The application process typically begins in the junior year of college with taking the DAT (Dental Admissions Test) , which the applicant schedules to be taken on a day of their choosing at a nearby Prometric Testing Center. Starting in May and continuing through the summer, candidates submit their application materials, the earlier the better. The application process for Texas dental schools starts online through the Texas Medical and Dental Schools Application Service (TMDSAS), which permits students to apply to all the Texas dental schools using a single application. In addition, each school requires a separate supplement to the main application. Candidates considering out-of-state schools will often be required to use the American Associated Dental School Application Service (AADSAS). Candidates may be notified of interviews to one or more of the dental schools as early as August and interviews occur throughout the fall. Successful candidates are notified of acceptance by the dental schools starting in December.

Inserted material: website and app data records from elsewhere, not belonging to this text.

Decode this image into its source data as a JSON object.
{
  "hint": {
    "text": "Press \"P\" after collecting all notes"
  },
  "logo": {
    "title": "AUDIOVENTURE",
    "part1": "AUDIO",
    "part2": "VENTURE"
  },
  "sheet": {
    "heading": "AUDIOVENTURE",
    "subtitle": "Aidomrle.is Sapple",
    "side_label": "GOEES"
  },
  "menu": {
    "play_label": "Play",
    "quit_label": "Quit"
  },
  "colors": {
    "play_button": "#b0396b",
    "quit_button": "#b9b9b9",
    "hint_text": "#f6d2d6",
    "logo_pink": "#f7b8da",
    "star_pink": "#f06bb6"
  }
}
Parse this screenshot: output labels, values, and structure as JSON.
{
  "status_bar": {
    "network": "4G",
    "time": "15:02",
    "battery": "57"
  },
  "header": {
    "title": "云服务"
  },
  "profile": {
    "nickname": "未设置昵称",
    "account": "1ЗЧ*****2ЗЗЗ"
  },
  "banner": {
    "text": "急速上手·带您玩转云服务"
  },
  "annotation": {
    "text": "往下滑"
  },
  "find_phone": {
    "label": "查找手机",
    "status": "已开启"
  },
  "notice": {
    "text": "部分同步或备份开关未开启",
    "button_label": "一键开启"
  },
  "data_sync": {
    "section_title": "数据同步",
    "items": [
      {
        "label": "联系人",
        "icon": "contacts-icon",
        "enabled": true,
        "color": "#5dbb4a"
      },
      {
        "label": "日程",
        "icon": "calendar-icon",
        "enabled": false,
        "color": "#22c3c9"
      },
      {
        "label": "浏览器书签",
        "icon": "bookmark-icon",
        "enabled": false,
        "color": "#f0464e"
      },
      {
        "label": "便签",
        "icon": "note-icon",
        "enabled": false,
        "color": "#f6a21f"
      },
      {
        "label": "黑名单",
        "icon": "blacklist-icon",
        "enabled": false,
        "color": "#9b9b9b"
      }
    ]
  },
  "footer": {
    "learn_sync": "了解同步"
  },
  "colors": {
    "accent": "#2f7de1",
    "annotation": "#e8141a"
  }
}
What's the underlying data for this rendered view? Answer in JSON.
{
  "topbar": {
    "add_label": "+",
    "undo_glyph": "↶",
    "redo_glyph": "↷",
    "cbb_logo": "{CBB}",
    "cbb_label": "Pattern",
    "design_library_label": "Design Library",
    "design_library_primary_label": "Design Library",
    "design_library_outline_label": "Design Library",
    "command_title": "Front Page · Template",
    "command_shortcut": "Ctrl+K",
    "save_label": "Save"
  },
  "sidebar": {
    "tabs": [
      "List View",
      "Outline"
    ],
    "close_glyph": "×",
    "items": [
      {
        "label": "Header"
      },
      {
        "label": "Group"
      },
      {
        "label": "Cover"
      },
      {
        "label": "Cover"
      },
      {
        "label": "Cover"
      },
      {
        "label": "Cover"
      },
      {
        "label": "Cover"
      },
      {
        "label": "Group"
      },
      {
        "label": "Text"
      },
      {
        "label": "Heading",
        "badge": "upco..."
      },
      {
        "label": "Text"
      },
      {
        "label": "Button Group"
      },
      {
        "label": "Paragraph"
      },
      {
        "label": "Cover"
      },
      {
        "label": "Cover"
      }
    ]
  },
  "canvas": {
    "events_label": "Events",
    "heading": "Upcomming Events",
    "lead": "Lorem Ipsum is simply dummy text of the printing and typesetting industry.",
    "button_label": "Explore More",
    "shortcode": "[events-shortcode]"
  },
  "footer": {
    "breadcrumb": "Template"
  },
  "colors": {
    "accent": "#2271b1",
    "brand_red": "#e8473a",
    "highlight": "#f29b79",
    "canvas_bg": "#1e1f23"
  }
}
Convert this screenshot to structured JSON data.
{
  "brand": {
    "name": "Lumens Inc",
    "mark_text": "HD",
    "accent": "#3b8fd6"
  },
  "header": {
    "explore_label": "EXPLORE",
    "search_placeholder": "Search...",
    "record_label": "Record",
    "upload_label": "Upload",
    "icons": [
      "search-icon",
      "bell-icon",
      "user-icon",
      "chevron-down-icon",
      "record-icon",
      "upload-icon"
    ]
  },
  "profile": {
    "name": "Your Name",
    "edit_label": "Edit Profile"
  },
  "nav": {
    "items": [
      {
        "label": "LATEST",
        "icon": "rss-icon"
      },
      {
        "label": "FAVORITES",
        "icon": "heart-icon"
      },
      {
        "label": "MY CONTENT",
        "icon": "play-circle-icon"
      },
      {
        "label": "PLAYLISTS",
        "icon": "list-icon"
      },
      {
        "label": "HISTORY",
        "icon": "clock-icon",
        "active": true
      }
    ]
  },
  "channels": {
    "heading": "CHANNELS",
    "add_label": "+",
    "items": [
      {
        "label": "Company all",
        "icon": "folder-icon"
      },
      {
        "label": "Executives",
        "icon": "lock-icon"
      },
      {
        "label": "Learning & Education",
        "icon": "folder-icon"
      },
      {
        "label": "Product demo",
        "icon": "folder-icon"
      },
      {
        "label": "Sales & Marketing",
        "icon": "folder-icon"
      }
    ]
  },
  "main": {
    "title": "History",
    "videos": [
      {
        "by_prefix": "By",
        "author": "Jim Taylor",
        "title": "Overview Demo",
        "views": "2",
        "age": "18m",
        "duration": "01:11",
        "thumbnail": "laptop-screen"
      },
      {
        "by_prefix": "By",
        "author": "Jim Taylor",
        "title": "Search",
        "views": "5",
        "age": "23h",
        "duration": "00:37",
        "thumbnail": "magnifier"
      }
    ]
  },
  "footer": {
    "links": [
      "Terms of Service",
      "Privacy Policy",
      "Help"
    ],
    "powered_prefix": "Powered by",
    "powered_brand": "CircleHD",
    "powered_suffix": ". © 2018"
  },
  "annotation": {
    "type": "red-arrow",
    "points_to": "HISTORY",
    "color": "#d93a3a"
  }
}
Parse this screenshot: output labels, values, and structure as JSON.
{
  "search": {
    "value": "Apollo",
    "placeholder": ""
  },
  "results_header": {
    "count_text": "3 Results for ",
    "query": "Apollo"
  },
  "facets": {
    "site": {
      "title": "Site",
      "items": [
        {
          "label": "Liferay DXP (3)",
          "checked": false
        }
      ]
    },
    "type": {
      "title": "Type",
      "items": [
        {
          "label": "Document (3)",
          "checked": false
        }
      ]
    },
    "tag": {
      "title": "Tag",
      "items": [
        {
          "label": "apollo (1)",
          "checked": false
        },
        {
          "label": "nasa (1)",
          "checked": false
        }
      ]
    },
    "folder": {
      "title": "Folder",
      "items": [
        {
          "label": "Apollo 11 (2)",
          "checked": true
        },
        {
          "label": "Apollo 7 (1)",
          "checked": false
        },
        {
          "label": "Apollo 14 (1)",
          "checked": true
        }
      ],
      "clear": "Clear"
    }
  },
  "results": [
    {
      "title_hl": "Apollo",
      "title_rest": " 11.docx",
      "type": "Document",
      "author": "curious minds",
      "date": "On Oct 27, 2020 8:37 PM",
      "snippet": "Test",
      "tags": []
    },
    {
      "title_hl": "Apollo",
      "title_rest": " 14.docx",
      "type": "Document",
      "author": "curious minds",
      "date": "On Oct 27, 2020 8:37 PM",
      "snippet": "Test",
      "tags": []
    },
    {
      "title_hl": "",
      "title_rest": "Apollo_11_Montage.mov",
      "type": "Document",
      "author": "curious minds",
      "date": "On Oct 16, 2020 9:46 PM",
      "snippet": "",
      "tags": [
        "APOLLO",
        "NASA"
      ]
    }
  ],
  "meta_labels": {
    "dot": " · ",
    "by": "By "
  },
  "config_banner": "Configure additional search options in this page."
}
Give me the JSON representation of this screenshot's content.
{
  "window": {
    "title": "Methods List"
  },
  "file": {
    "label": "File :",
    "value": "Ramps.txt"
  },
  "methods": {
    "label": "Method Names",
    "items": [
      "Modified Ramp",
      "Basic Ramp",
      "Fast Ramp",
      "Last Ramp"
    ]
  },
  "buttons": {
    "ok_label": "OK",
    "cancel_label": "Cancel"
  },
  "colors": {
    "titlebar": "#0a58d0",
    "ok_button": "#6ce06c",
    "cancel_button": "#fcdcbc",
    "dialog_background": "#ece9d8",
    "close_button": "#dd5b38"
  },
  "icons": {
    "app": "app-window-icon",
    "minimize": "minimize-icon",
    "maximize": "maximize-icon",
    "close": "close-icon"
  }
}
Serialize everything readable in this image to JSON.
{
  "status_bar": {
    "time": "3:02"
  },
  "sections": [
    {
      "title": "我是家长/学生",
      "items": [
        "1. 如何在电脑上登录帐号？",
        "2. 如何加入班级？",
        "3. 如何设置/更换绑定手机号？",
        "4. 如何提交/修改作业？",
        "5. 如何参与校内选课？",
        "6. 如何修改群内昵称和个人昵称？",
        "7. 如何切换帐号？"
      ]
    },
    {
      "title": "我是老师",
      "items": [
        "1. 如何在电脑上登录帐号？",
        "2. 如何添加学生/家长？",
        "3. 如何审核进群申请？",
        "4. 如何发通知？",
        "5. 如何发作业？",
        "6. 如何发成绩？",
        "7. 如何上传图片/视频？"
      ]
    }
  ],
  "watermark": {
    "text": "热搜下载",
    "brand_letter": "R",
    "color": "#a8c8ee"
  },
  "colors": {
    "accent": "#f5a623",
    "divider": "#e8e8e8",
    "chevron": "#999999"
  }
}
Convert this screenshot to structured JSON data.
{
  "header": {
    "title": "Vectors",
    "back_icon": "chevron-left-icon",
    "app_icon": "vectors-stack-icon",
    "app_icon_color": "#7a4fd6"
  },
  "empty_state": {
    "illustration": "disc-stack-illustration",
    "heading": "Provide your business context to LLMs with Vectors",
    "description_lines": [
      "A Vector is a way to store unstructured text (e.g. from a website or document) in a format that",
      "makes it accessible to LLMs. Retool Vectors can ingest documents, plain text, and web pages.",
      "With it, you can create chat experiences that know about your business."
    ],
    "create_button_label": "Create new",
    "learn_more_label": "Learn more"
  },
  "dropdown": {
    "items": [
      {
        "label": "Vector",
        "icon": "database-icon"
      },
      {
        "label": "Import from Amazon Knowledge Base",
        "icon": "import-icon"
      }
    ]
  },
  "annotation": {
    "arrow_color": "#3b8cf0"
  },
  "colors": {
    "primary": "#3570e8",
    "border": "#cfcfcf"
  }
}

Dental school admission committees will not just look at a student's academic record. (i.e., DAT scores, GPA, courses taken). They want to see participation in meaningful extra-curricular activities that demonstrate leadership and an orientation toward helping people. Even more important is evidence that an applicant understands the work of a dentist. Working or volunteering in an office or clinic is a vital experience for students to have. Applicants can contact a dentist and get permission to shadow his/her work. Admissions committees are also looking for a degree of professionalism and effective communication skills. Your resume should demonstrate these non-academic qualities.
- Texas Medical and Dental Schools Application Service (TMDSAS) - THE portal for applying to Texas dental schools, also contains important information on the requirements for entry
- American Dental Association (ADA) - contains valuable information on dentistry, the DAT and the application service for dental schools outside Texas
Links to Texas Dental Schools
- Texas A&M University Baylor College of Dentistry
- The University of Texas Health Science Center San Antonio Dental School
- The University of Texas Health Science Center at Houston School of Dentistry